**WHAT IS NEEDED:** Output the listing exactly as written, apart from its pictures.

---

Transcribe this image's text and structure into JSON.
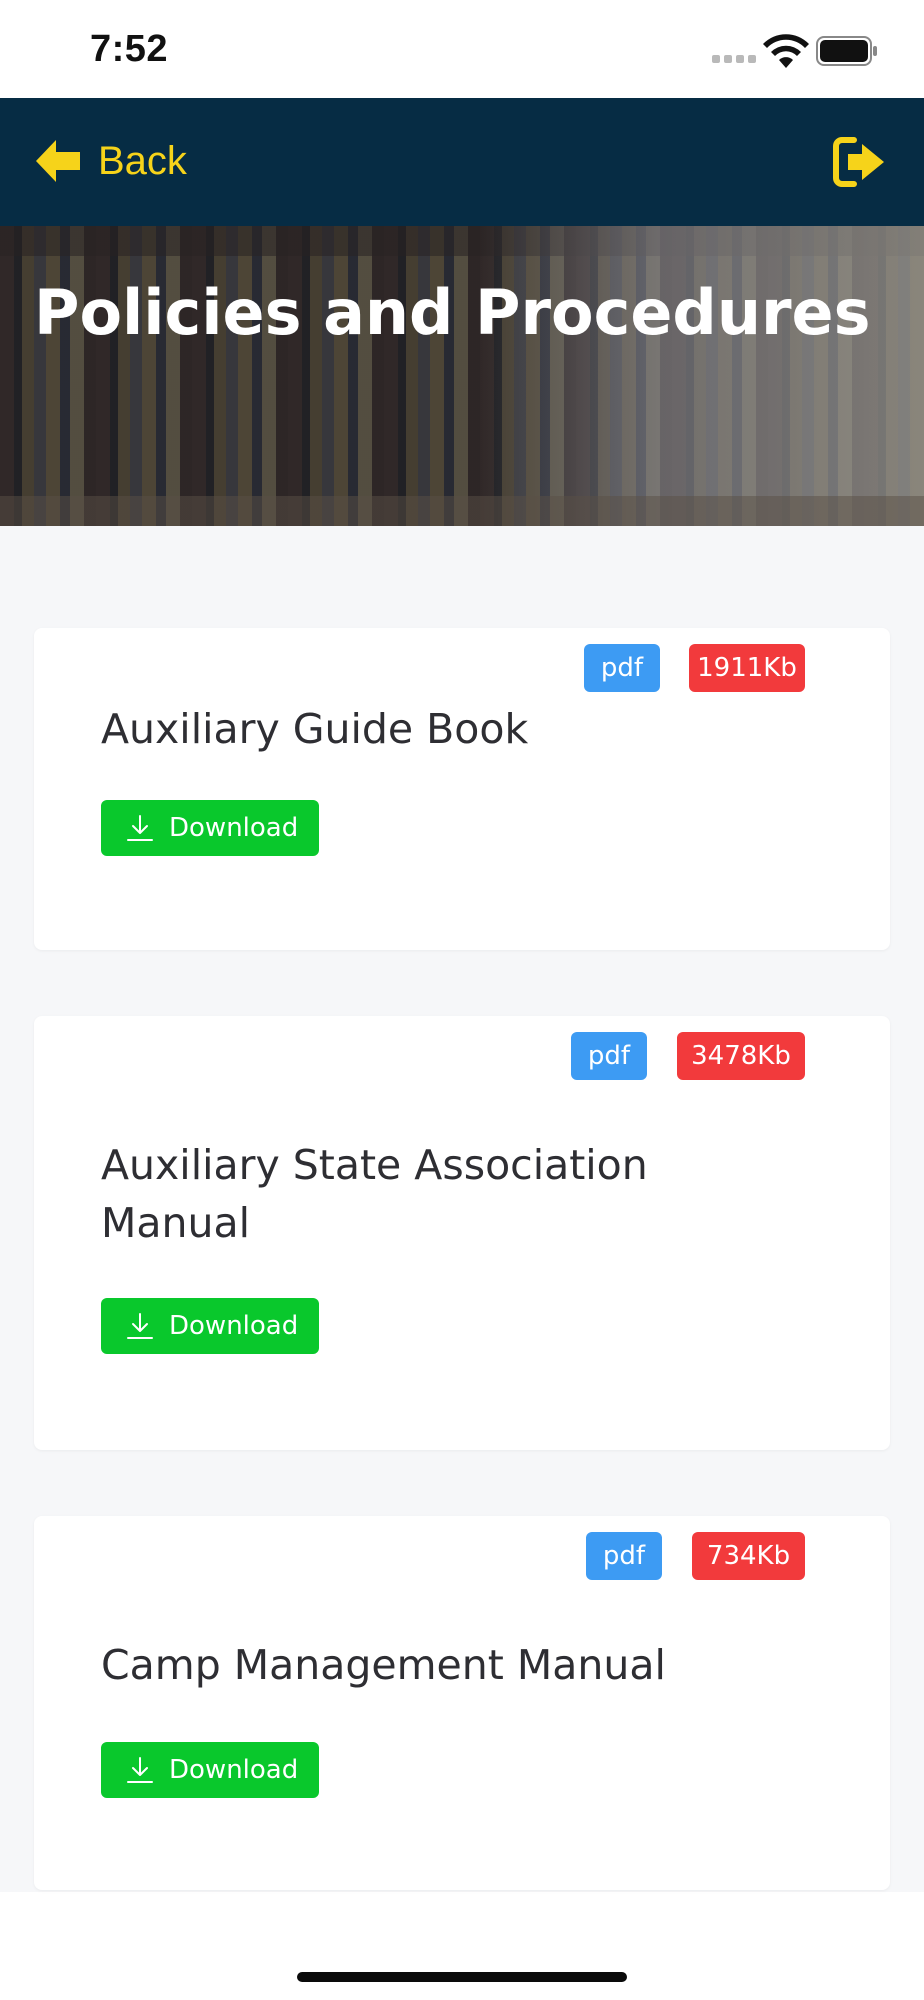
{
  "status_bar": {
    "time": "7:52"
  },
  "nav": {
    "back_label": "Back"
  },
  "hero": {
    "title": "Policies and Procedures"
  },
  "documents": [
    {
      "title": "Auxiliary Guide Book",
      "type": "pdf",
      "size": "1911Kb",
      "download_label": "Download"
    },
    {
      "title": "Auxiliary State Association Manual",
      "type": "pdf",
      "size": "3478Kb",
      "download_label": "Download"
    },
    {
      "title": "Camp Management Manual",
      "type": "pdf",
      "size": "734Kb",
      "download_label": "Download"
    }
  ],
  "colors": {
    "nav_background": "#062c44",
    "accent_yellow": "#f6d31a",
    "badge_type": "#3d9bf3",
    "badge_size": "#f23a3c",
    "download_green": "#09c82c"
  },
  "icons": {
    "back": "arrow-left-icon",
    "logout": "sign-out-icon",
    "download": "download-icon",
    "wifi": "wifi-icon",
    "battery": "battery-icon",
    "signal": "cellular-signal-icon"
  }
}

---

**OUTPUT BELOW:**
Transcribe this image's text and structure into JSON.
{
  "status_bar": {
    "time": "7:52"
  },
  "nav": {
    "back_label": "Back"
  },
  "hero": {
    "title": "Policies and Procedures"
  },
  "documents": [
    {
      "title": "Auxiliary Guide Book",
      "type": "pdf",
      "size": "1911Kb",
      "download_label": "Download"
    },
    {
      "title": "Auxiliary State Association Manual",
      "type": "pdf",
      "size": "3478Kb",
      "download_label": "Download"
    },
    {
      "title": "Camp Management Manual",
      "type": "pdf",
      "size": "734Kb",
      "download_label": "Download"
    }
  ],
  "colors": {
    "nav_background": "#062c44",
    "accent_yellow": "#f6d31a",
    "badge_type": "#3d9bf3",
    "badge_size": "#f23a3c",
    "download_green": "#09c82c"
  },
  "icons": {
    "back": "arrow-left-icon",
    "logout": "sign-out-icon",
    "download": "download-icon",
    "wifi": "wifi-icon",
    "battery": "battery-icon",
    "signal": "cellular-signal-icon"
  }
}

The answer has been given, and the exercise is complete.